In this second post for our summer reading series “Excerpts from: The Absurdity of Beauty – rebalancing the Modernist narrative”, we wanted to highlight the discourse around poetry and architecture that informed our approach in publishing this monograph with Architectural Review. Conversations around the notion of poetry were critical from the start and developed as we talked to architect and Royal Academician Ian Ritchie about what he would write for the publication. He also introduced us to his friend, architect and writer Richard England, who has dwelled on this topic over many years.
What emerged from our many pleasurable exchanges whilst putting the monograph together was a discourse on how the poetic qualities of architecture are what makes it an art form. They are what enables architecture to have universal appeal and to be emotionally meaningful. These exchanges led to Richard England also writing for the monograph and what followed was his thoughtful essay “Building Enchantment”. In it, England eloquently describes the expressive potential that architecture and poetry share. The devices are, of course, different but their ability to transcend the everyday is the same.
We hope you enjoy the following passages from Richard England’s essay “Building Enchantment” and its foray into the essence of things and perhaps the very things we seek to find when we fall in love with architecture.
“Building Enchantment” by Richard England – Extract:
In attempting to establish a relationship between architecture and poetry, it seems appropriate first of all to investigate the origins and meanings of the two respective disciplines: Architecture derives from the Greek word Arkhitekton, where Arkhi signifies ‘master’ and Tekton ‘building’. Poetry also comes from the Greek Poieses, meaning ‘to make’.
“Making and building”
From the etymology of the words, it is clear that the two disciplines are involved in a process of making and building, ie, creating. However, the materials and methodologies employed are different; building materials for architecture and words for poetry. Yet both share the aim of enchanting and elevating the human spirit. Architecture and poetry also share the qualities of precision, metrics, structure and rhythm, as essential constituents in both their creative process and manifestation. Also common to both is the play of contrasting opposites: solid and void in architecture, sound and silence in poetry.

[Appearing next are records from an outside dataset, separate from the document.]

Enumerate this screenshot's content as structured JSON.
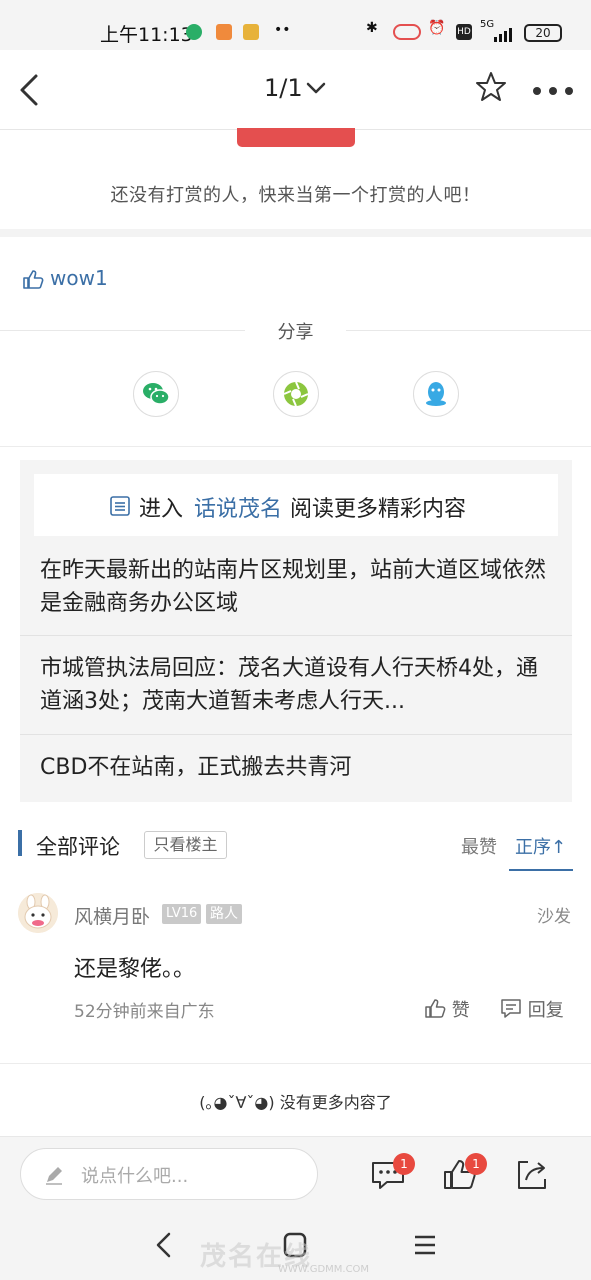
{
  "status_bar": {
    "time": "上午11:13",
    "network": "5G",
    "battery": "20"
  },
  "nav": {
    "page_indicator": "1/1"
  },
  "reward": {
    "empty_text": "还没有打赏的人，快来当第一个打赏的人吧！"
  },
  "like": {
    "user": "wow1"
  },
  "share": {
    "label": "分享",
    "targets": [
      "wechat-icon",
      "moments-icon",
      "qq-icon"
    ]
  },
  "related": {
    "enter_prefix": "进入",
    "forum_name": "话说茂名",
    "enter_suffix": "阅读更多精彩内容",
    "items": [
      "在昨天最新出的站南片区规划里，站前大道区域依然是金融商务办公区域",
      "市城管执法局回应：茂名大道设有人行天桥4处，通道涵3处；茂南大道暂未考虑人行天...",
      "CBD不在站南，正式搬去共青河"
    ]
  },
  "comments": {
    "title": "全部评论",
    "only_op": "只看楼主",
    "tab_hot": "最赞",
    "tab_order": "正序↑",
    "list": [
      {
        "user": "风横月卧",
        "level": "LV16",
        "role": "路人",
        "floor": "沙发",
        "text": "还是黎佬。。",
        "meta": "52分钟前来自广东",
        "like_label": "赞",
        "reply_label": "回复"
      }
    ],
    "no_more": "(｡◕ˇ∀ˇ◕) 没有更多内容了"
  },
  "bottom_bar": {
    "input_placeholder": "说点什么吧...",
    "comment_badge": "1",
    "like_badge": "1"
  },
  "watermark": {
    "brand": "茂名在线",
    "url": "WWW.GDMM.COM"
  },
  "colors": {
    "accent": "#3b6fa6",
    "reward_red": "#e44f4f",
    "badge_red": "#e8493f",
    "wechat_green": "#2aae67",
    "qq_blue": "#38a9e4"
  }
}
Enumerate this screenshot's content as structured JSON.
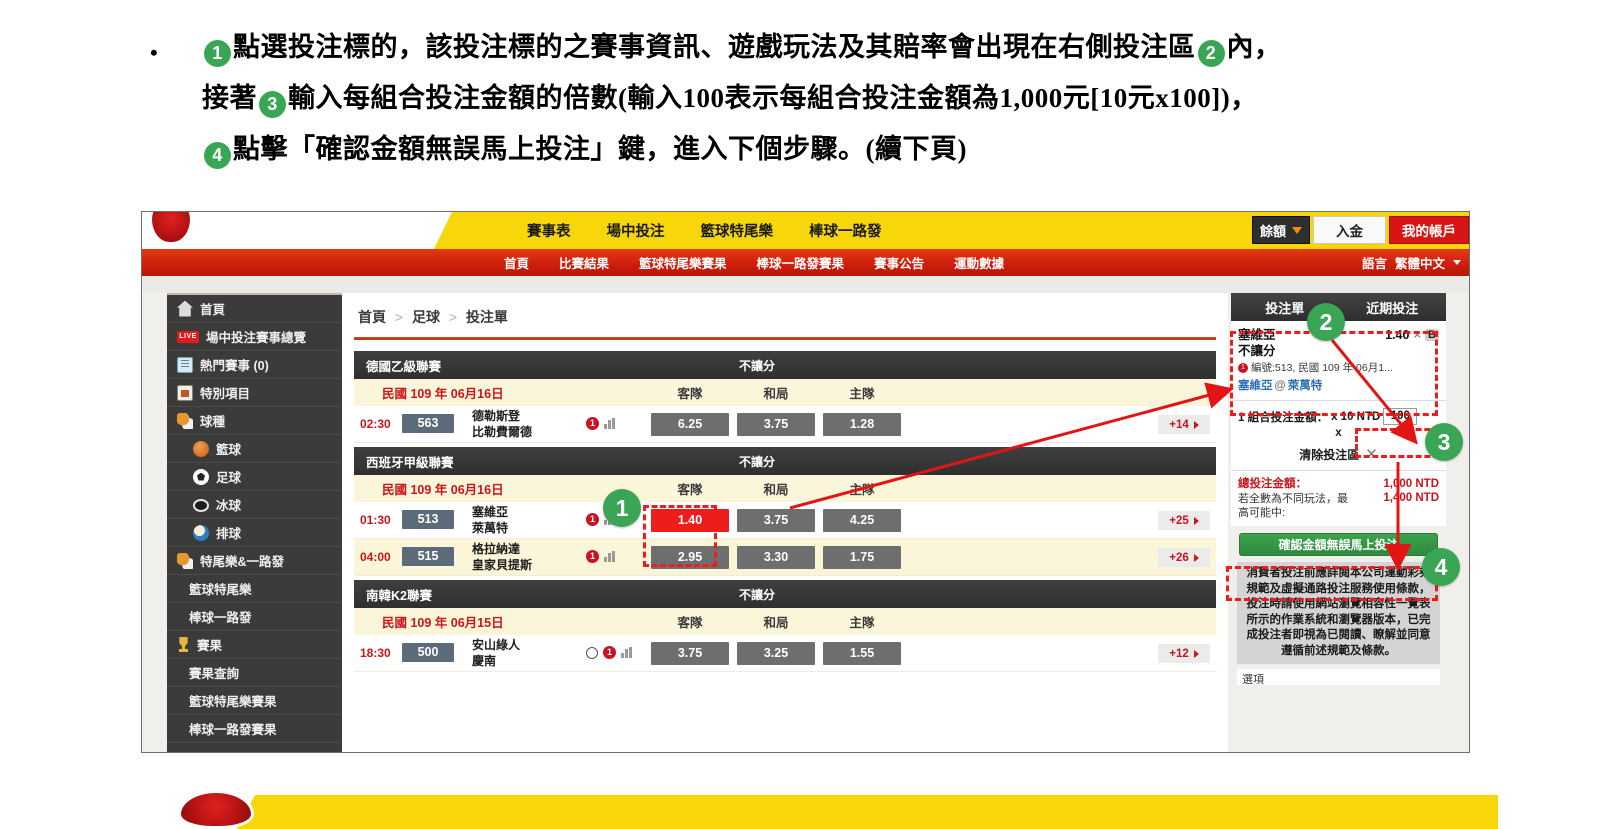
{
  "slide": {
    "bullet": "•",
    "line1_a": "點選投注標的，該投注標的之賽事資訊、遊戲玩法及其賠率會出現在右側投注區",
    "line1_b": "內，",
    "line2_a": "接著",
    "line2_b": "輸入每組合投注金額的倍數(輸入100表示每組合投注金額為1,000元[10元x100])，",
    "line3_a": "點擊「確認金額無誤馬上投注」鍵，進入下個步驟。(續下頁)",
    "badge1": "1",
    "badge2": "2",
    "badge3": "3",
    "badge4": "4"
  },
  "annotations": {
    "n1": "1",
    "n2": "2",
    "n3": "3",
    "n4": "4",
    "accent_green": "#3aa655",
    "accent_red": "#ee1c1c"
  },
  "topbar": {
    "nav": [
      "賽事表",
      "場中投注",
      "籃球特尾樂",
      "棒球一路發"
    ],
    "balance_label": "餘額",
    "deposit_label": "入金",
    "account_label": "我的帳戶"
  },
  "subnav": {
    "links": [
      "首頁",
      "比賽結果",
      "籃球特尾樂賽果",
      "棒球一路發賽果",
      "賽事公告",
      "運動數據"
    ],
    "lang_label": "語言",
    "lang_value": "繁體中文"
  },
  "sidebar": {
    "items": [
      {
        "label": "首頁",
        "icon": "home-icon",
        "type": "top"
      },
      {
        "label": "場中投注賽事總覽",
        "icon": "live-icon",
        "type": "top"
      },
      {
        "label": "熱門賽事 (0)",
        "icon": "clipboard-icon",
        "type": "top"
      },
      {
        "label": "特別項目",
        "icon": "calendar-icon",
        "type": "top"
      },
      {
        "label": "球種",
        "icon": "balls-icon",
        "type": "top"
      },
      {
        "label": "籃球",
        "icon": "basketball-icon",
        "type": "sub"
      },
      {
        "label": "足球",
        "icon": "soccer-icon",
        "type": "sub"
      },
      {
        "label": "冰球",
        "icon": "hockey-icon",
        "type": "sub"
      },
      {
        "label": "排球",
        "icon": "volleyball-icon",
        "type": "sub"
      },
      {
        "label": "特尾樂&一路發",
        "icon": "balls-icon",
        "type": "top"
      },
      {
        "label": "籃球特尾樂",
        "icon": "",
        "type": "plain"
      },
      {
        "label": "棒球一路發",
        "icon": "",
        "type": "plain"
      },
      {
        "label": "賽果",
        "icon": "trophy-icon",
        "type": "top"
      },
      {
        "label": "賽果查詢",
        "icon": "",
        "type": "plain"
      },
      {
        "label": "籃球特尾樂賽果",
        "icon": "",
        "type": "plain"
      },
      {
        "label": "棒球一路發賽果",
        "icon": "",
        "type": "plain"
      }
    ]
  },
  "breadcrumb": {
    "items": [
      "首頁",
      "足球",
      "投注單"
    ],
    "separator": ">"
  },
  "leagues": [
    {
      "name": "德國乙級聯賽",
      "handicap": "不讓分",
      "date": "民國 109 年 06月16日",
      "columns": [
        "客隊",
        "和局",
        "主隊"
      ],
      "matches": [
        {
          "time": "02:30",
          "id": "563",
          "team_away": "德勒斯登",
          "team_home": "比勒費爾德",
          "markers": [
            "badge-1",
            "chart-icon"
          ],
          "odds": [
            "6.25",
            "3.75",
            "1.28"
          ],
          "selected": -1,
          "more": "+14",
          "tint": false
        }
      ]
    },
    {
      "name": "西班牙甲級聯賽",
      "handicap": "不讓分",
      "date": "民國 109 年 06月16日",
      "columns": [
        "客隊",
        "和局",
        "主隊"
      ],
      "matches": [
        {
          "time": "01:30",
          "id": "513",
          "team_away": "塞維亞",
          "team_home": "萊萬特",
          "markers": [
            "badge-1",
            "chart-icon"
          ],
          "odds": [
            "1.40",
            "3.75",
            "4.25"
          ],
          "selected": 0,
          "more": "+25",
          "tint": false
        },
        {
          "time": "04:00",
          "id": "515",
          "team_away": "格拉納達",
          "team_home": "皇家貝提斯",
          "markers": [
            "badge-1",
            "chart-icon"
          ],
          "odds": [
            "2.95",
            "3.30",
            "1.75"
          ],
          "selected": -1,
          "more": "+26",
          "tint": true
        }
      ]
    },
    {
      "name": "南韓K2聯賽",
      "handicap": "不讓分",
      "date": "民國 109 年 06月15日",
      "columns": [
        "客隊",
        "和局",
        "主隊"
      ],
      "matches": [
        {
          "time": "18:30",
          "id": "500",
          "team_away": "安山綠人",
          "team_home": "慶南",
          "markers": [
            "stopwatch-icon",
            "badge-1",
            "chart-icon"
          ],
          "odds": [
            "3.75",
            "3.25",
            "1.55"
          ],
          "selected": -1,
          "more": "+12",
          "tint": false
        }
      ]
    }
  ],
  "slip": {
    "tab_active": "投注單",
    "tab_other": "近期投注",
    "selection": {
      "team": "塞維亞",
      "market": "不讓分",
      "odds": "1.40",
      "multiply": "×",
      "type_code": "B",
      "meta_badge": "1",
      "meta": "編號:513, 民國 109 年 06月1...",
      "match_away": "塞維亞",
      "match_at": "@",
      "match_home": "萊萬特"
    },
    "amount": {
      "combo_label": "1 組合投注金額：",
      "unit_label": "x 10 NTD",
      "multiplier": "100",
      "x_symbol": "x",
      "clear_label": "清除投注區",
      "clear_icon": "✕"
    },
    "totals": {
      "total_label": "總投注金額：",
      "total_value": "1,000 NTD",
      "max_note": "若全數為不同玩法，最高可能中:",
      "max_value": "1,400 NTD"
    },
    "confirm_label": "確認金額無誤馬上投注",
    "terms": "消費者投注前應詳閱本公司運動彩券規範及虛擬通路投注服務使用條款，投注時請使用網站瀏覽相容性一覽表所示的作業系統和瀏覽器版本，已完成投注者即視為已閱讀、瞭解並同意遵循前述規範及條款。",
    "options_label": "選項"
  }
}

Poetry, not unlike architecture, is also about building, building with words and sculpting with sound. It is about the taste of words and the intermittent voids and silences of the pauses; a crossover between sound and silence. One reads not only what is written, but also that which is not written; the words between the lines and the invisible words too; the heard and the unheard, the said and the unsaid. It is how musical and meaningful the poet can make these passages that elevates his or her work from the realm of prose to that of poetry, in the same way that an architect can make a building lift the spirit and enchant its users. It was TS Eliot who said ‘poetry must communicate even before it is understood’. The true poet is the one who casts a web of magic that has the capacity to carry the reader away, just as the true architect caps into his building human emotions to lift the hearts of its users.